**EXERCISE DETAILS**
Below is a set of records, and all of them should be retyped exactly, minus the pictures.
BEGIN RECORDS FOR PROCESSING
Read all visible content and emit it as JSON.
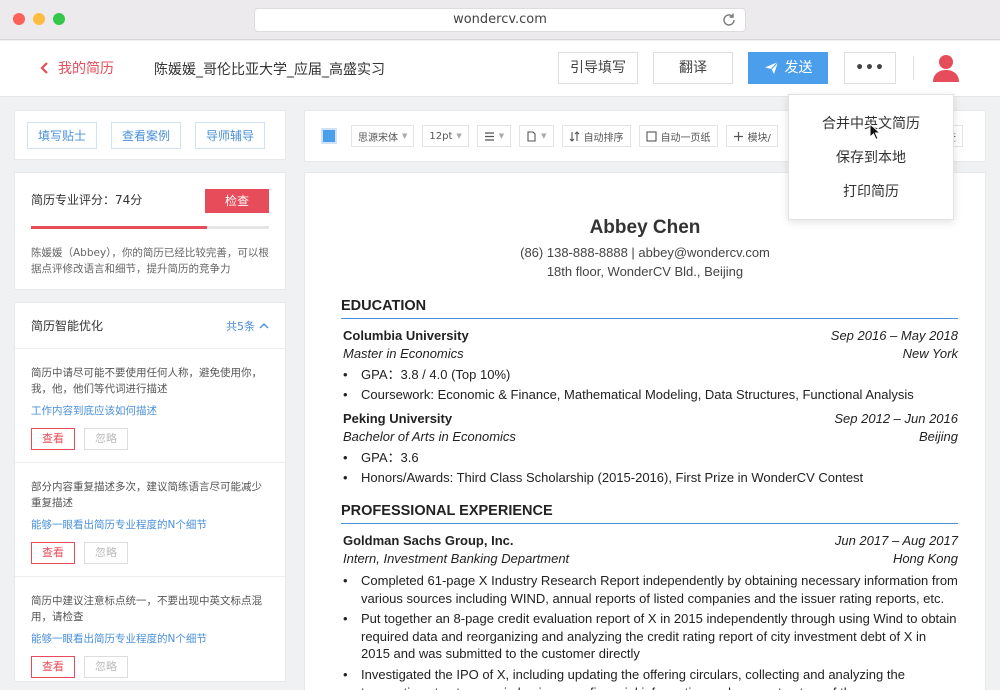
{
  "browser": {
    "url": "wondercv.com"
  },
  "header": {
    "back_label": "我的简历",
    "doc_title": "陈媛媛_哥伦比亚大学_应届_高盛实习",
    "guide_label": "引导填写",
    "translate_label": "翻译",
    "send_label": "发送",
    "more_label": "•••"
  },
  "dropdown": {
    "items": [
      "合并中英文简历",
      "保存到本地",
      "打印简历"
    ]
  },
  "left": {
    "tabs": [
      "填写贴士",
      "查看案例",
      "导师辅导"
    ],
    "score": {
      "label": "简历专业评分：74分",
      "value": 74,
      "check_label": "检查",
      "desc": "陈媛媛（Abbey），你的简历已经比较完善，可以根据点评修改语言和细节，提升简历的竞争力"
    },
    "optimize": {
      "title": "简历智能优化",
      "count": "共5条",
      "items": [
        {
          "text": "简历中请尽可能不要使用任何人称，避免使用你，我，他，他们等代词进行描述",
          "link": "工作内容到底应该如何描述",
          "view": "查看",
          "ignore": "忽略"
        },
        {
          "text": "部分内容重复描述多次，建议简练语言尽可能减少重复描述",
          "link": "能够一眼看出简历专业程度的N个细节",
          "view": "查看",
          "ignore": "忽略"
        },
        {
          "text": "简历中建议注意标点统一，不要出现中英文标点混用，请检查",
          "link": "能够一眼看出简历专业程度的N个细节",
          "view": "查看",
          "ignore": "忽略"
        }
      ]
    }
  },
  "toolbar": {
    "font": "思源宋体",
    "size": "12pt",
    "auto_sort": "自动排序",
    "auto_page": "自动一页纸",
    "module": "模块/",
    "last": "查"
  },
  "resume": {
    "name": "Abbey Chen",
    "contact1": "(86) 138-888-8888 | abbey@wondercv.com",
    "contact2": "18th floor, WonderCV Bld., Beijing",
    "education_title": "EDUCATION",
    "edu": [
      {
        "school": "Columbia University",
        "date": "Sep 2016 – May 2018",
        "degree": "Master in Economics",
        "place": "New York",
        "bullets": [
          "GPA：3.8 / 4.0 (Top 10%)",
          "Coursework: Economic & Finance, Mathematical Modeling, Data Structures, Functional Analysis"
        ]
      },
      {
        "school": "Peking University",
        "date": "Sep 2012 – Jun 2016",
        "degree": "Bachelor of Arts in Economics",
        "place": "Beijing",
        "bullets": [
          "GPA：3.6",
          "Honors/Awards: Third Class Scholarship (2015-2016), First Prize in WonderCV Contest"
        ]
      }
    ],
    "experience_title": "PROFESSIONAL EXPERIENCE",
    "exp": {
      "company": "Goldman Sachs Group, Inc.",
      "date": "Jun 2017 – Aug 2017",
      "role": "Intern, Investment Banking Department",
      "place": "Hong Kong",
      "bullets": [
        "Completed 61-page X Industry Research Report independently by obtaining necessary information from various sources including WIND, annual reports of listed companies and the issuer rating reports, etc.",
        "Put together an 8-page credit evaluation report of X in 2015 independently through using Wind to obtain required data and reorganizing and analyzing the credit rating report of city investment debt of X in 2015 and was submitted to the customer directly",
        "Investigated the IPO of X, including updating the offering circulars, collecting and analyzing the transaction structure, main businesses, financial information and group structure of the company"
      ]
    }
  }
}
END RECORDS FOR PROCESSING
**RESPONSE AREA**
Read all visible content and emit it as JSON.
{
  "browser": {
    "url": "wondercv.com"
  },
  "header": {
    "back_label": "我的简历",
    "doc_title": "陈媛媛_哥伦比亚大学_应届_高盛实习",
    "guide_label": "引导填写",
    "translate_label": "翻译",
    "send_label": "发送",
    "more_label": "•••"
  },
  "dropdown": {
    "items": [
      "合并中英文简历",
      "保存到本地",
      "打印简历"
    ]
  },
  "left": {
    "tabs": [
      "填写贴士",
      "查看案例",
      "导师辅导"
    ],
    "score": {
      "label": "简历专业评分：74分",
      "value": 74,
      "check_label": "检查",
      "desc": "陈媛媛（Abbey），你的简历已经比较完善，可以根据点评修改语言和细节，提升简历的竞争力"
    },
    "optimize": {
      "title": "简历智能优化",
      "count": "共5条",
      "items": [
        {
          "text": "简历中请尽可能不要使用任何人称，避免使用你，我，他，他们等代词进行描述",
          "link": "工作内容到底应该如何描述",
          "view": "查看",
          "ignore": "忽略"
        },
        {
          "text": "部分内容重复描述多次，建议简练语言尽可能减少重复描述",
          "link": "能够一眼看出简历专业程度的N个细节",
          "view": "查看",
          "ignore": "忽略"
        },
        {
          "text": "简历中建议注意标点统一，不要出现中英文标点混用，请检查",
          "link": "能够一眼看出简历专业程度的N个细节",
          "view": "查看",
          "ignore": "忽略"
        }
      ]
    }
  },
  "toolbar": {
    "font": "思源宋体",
    "size": "12pt",
    "auto_sort": "自动排序",
    "auto_page": "自动一页纸",
    "module": "模块/",
    "last": "查"
  },
  "resume": {
    "name": "Abbey Chen",
    "contact1": "(86) 138-888-8888 | abbey@wondercv.com",
    "contact2": "18th floor, WonderCV Bld., Beijing",
    "education_title": "EDUCATION",
    "edu": [
      {
        "school": "Columbia University",
        "date": "Sep 2016 – May 2018",
        "degree": "Master in Economics",
        "place": "New York",
        "bullets": [
          "GPA：3.8 / 4.0 (Top 10%)",
          "Coursework: Economic & Finance, Mathematical Modeling, Data Structures, Functional Analysis"
        ]
      },
      {
        "school": "Peking University",
        "date": "Sep 2012 – Jun 2016",
        "degree": "Bachelor of Arts in Economics",
        "place": "Beijing",
        "bullets": [
          "GPA：3.6",
          "Honors/Awards: Third Class Scholarship (2015-2016), First Prize in WonderCV Contest"
        ]
      }
    ],
    "experience_title": "PROFESSIONAL EXPERIENCE",
    "exp": {
      "company": "Goldman Sachs Group, Inc.",
      "date": "Jun 2017 – Aug 2017",
      "role": "Intern, Investment Banking Department",
      "place": "Hong Kong",
      "bullets": [
        "Completed 61-page X Industry Research Report independently by obtaining necessary information from various sources including WIND, annual reports of listed companies and the issuer rating reports, etc.",
        "Put together an 8-page credit evaluation report of X in 2015 independently through using Wind to obtain required data and reorganizing and analyzing the credit rating report of city investment debt of X in 2015 and was submitted to the customer directly",
        "Investigated the IPO of X, including updating the offering circulars, collecting and analyzing the transaction structure, main businesses, financial information and group structure of the company"
      ]
    }
  }
}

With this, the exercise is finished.